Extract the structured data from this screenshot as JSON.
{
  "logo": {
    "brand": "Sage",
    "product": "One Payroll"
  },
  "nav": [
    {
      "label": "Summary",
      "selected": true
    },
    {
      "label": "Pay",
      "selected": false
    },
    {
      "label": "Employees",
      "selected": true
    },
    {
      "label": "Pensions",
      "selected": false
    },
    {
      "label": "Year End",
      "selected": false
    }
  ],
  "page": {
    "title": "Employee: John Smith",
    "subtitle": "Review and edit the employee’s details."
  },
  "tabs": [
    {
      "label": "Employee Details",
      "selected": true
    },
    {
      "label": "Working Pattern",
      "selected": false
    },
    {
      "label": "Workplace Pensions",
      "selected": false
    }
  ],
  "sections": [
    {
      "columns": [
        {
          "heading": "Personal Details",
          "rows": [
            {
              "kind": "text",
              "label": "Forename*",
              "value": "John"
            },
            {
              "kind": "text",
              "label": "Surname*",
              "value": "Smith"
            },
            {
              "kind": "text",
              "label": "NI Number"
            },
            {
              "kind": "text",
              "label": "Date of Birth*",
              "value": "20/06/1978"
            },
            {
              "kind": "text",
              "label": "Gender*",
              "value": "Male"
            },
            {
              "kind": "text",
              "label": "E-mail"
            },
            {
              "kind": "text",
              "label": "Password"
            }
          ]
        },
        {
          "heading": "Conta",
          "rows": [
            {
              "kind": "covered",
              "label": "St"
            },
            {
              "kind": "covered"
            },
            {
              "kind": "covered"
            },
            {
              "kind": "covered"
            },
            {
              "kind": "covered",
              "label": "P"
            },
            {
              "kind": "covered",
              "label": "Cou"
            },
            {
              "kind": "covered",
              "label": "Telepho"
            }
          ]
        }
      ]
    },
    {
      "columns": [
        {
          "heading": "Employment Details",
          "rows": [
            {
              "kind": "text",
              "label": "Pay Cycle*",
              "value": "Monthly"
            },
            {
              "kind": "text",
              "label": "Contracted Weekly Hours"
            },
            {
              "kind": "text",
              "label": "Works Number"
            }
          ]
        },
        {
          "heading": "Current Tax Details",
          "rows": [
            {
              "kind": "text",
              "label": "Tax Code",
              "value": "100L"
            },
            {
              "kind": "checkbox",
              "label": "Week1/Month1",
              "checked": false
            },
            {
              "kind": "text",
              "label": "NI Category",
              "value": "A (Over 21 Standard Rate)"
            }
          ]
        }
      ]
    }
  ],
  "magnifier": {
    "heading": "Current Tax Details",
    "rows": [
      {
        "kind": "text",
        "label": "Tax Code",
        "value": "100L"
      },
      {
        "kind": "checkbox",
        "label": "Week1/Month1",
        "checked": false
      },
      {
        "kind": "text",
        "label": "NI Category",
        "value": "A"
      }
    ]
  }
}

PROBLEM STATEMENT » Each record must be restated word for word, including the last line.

ANSWER SECTION »
Extract the structured data from this screenshot as JSON.
{
  "logo": {
    "brand": "Sage",
    "product": "One Payroll"
  },
  "nav": [
    {
      "label": "Summary",
      "selected": true
    },
    {
      "label": "Pay",
      "selected": false
    },
    {
      "label": "Employees",
      "selected": true
    },
    {
      "label": "Pensions",
      "selected": false
    },
    {
      "label": "Year End",
      "selected": false
    }
  ],
  "page": {
    "title": "Employee: John Smith",
    "subtitle": "Review and edit the employee’s details."
  },
  "tabs": [
    {
      "label": "Employee Details",
      "selected": true
    },
    {
      "label": "Working Pattern",
      "selected": false
    },
    {
      "label": "Workplace Pensions",
      "selected": false
    }
  ],
  "sections": [
    {
      "columns": [
        {
          "heading": "Personal Details",
          "rows": [
            {
              "kind": "text",
              "label": "Forename*",
              "value": "John"
            },
            {
              "kind": "text",
              "label": "Surname*",
              "value": "Smith"
            },
            {
              "kind": "text",
              "label": "NI Number"
            },
            {
              "kind": "text",
              "label": "Date of Birth*",
              "value": "20/06/1978"
            },
            {
              "kind": "text",
              "label": "Gender*",
              "value": "Male"
            },
            {
              "kind": "text",
              "label": "E-mail"
            },
            {
              "kind": "text",
              "label": "Password"
            }
          ]
        },
        {
          "heading": "Conta",
          "rows": [
            {
              "kind": "covered",
              "label": "St"
            },
            {
              "kind": "covered"
            },
            {
              "kind": "covered"
            },
            {
              "kind": "covered"
            },
            {
              "kind": "covered",
              "label": "P"
            },
            {
              "kind": "covered",
              "label": "Cou"
            },
            {
              "kind": "covered",
              "label": "Telepho"
            }
          ]
        }
      ]
    },
    {
      "columns": [
        {
          "heading": "Employment Details",
          "rows": [
            {
              "kind": "text",
              "label": "Pay Cycle*",
              "value": "Monthly"
            },
            {
              "kind": "text",
              "label": "Contracted Weekly Hours"
            },
            {
              "kind": "text",
              "label": "Works Number"
            }
          ]
        },
        {
          "heading": "Current Tax Details",
          "rows": [
            {
              "kind": "text",
              "label": "Tax Code",
              "value": "100L"
            },
            {
              "kind": "checkbox",
              "label": "Week1/Month1",
              "checked": false
            },
            {
              "kind": "text",
              "label": "NI Category",
              "value": "A (Over 21 Standard Rate)"
            }
          ]
        }
      ]
    }
  ],
  "magnifier": {
    "heading": "Current Tax Details",
    "rows": [
      {
        "kind": "text",
        "label": "Tax Code",
        "value": "100L"
      },
      {
        "kind": "checkbox",
        "label": "Week1/Month1",
        "checked": false
      },
      {
        "kind": "text",
        "label": "NI Category",
        "value": "A"
      }
    ]
  }
}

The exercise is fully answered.